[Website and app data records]
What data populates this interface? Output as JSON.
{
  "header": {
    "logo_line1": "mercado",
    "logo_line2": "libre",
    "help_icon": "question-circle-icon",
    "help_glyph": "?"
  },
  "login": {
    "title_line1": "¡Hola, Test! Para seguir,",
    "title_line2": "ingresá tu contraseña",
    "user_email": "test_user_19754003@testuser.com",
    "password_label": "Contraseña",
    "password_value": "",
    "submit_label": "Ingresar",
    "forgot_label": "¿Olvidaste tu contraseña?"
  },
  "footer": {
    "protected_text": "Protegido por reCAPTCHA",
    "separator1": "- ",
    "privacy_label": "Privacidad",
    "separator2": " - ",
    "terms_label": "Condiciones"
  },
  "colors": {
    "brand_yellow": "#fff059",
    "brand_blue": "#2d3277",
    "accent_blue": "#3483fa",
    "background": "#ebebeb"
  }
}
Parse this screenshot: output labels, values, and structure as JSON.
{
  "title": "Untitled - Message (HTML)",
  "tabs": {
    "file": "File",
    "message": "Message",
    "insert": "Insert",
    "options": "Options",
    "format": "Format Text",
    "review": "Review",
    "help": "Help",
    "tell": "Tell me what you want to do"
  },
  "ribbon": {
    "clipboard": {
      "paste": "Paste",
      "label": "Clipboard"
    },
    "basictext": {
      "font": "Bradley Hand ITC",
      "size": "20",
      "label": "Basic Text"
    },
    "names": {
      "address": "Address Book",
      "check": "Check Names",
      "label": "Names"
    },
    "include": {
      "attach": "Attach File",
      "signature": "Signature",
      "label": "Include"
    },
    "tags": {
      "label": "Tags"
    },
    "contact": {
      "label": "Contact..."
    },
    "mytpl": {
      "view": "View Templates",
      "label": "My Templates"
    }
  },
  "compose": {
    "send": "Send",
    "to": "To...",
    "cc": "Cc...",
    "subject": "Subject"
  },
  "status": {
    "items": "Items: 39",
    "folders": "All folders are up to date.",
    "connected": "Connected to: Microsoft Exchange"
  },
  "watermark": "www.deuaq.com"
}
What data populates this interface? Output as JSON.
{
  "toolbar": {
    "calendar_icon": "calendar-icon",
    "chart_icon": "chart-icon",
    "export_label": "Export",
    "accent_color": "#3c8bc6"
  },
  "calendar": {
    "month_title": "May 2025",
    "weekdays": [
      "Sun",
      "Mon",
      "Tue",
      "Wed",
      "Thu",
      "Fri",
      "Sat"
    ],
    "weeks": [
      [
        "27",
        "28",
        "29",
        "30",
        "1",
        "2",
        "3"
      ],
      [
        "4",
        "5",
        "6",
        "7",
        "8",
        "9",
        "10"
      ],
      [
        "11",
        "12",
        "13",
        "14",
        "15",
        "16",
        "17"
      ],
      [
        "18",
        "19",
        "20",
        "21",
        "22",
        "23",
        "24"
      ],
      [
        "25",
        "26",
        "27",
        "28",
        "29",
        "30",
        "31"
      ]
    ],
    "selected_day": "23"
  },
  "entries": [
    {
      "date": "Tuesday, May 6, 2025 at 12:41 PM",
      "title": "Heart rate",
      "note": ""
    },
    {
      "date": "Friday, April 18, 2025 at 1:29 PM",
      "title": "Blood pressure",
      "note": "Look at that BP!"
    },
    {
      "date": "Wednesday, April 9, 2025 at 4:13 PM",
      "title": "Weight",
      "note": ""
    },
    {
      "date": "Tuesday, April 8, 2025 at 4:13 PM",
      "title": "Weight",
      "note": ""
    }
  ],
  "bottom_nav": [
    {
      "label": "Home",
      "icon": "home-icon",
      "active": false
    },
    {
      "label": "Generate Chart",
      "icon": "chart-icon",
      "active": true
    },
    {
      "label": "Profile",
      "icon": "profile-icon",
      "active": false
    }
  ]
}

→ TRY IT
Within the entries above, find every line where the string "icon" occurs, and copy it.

→ FINAL ANSWER
    "help_icon": "question-circle-icon",
    "calendar_icon": "calendar-icon",
    "chart_icon": "chart-icon",
      "icon": "home-icon",
      "icon": "chart-icon",
      "icon": "profile-icon",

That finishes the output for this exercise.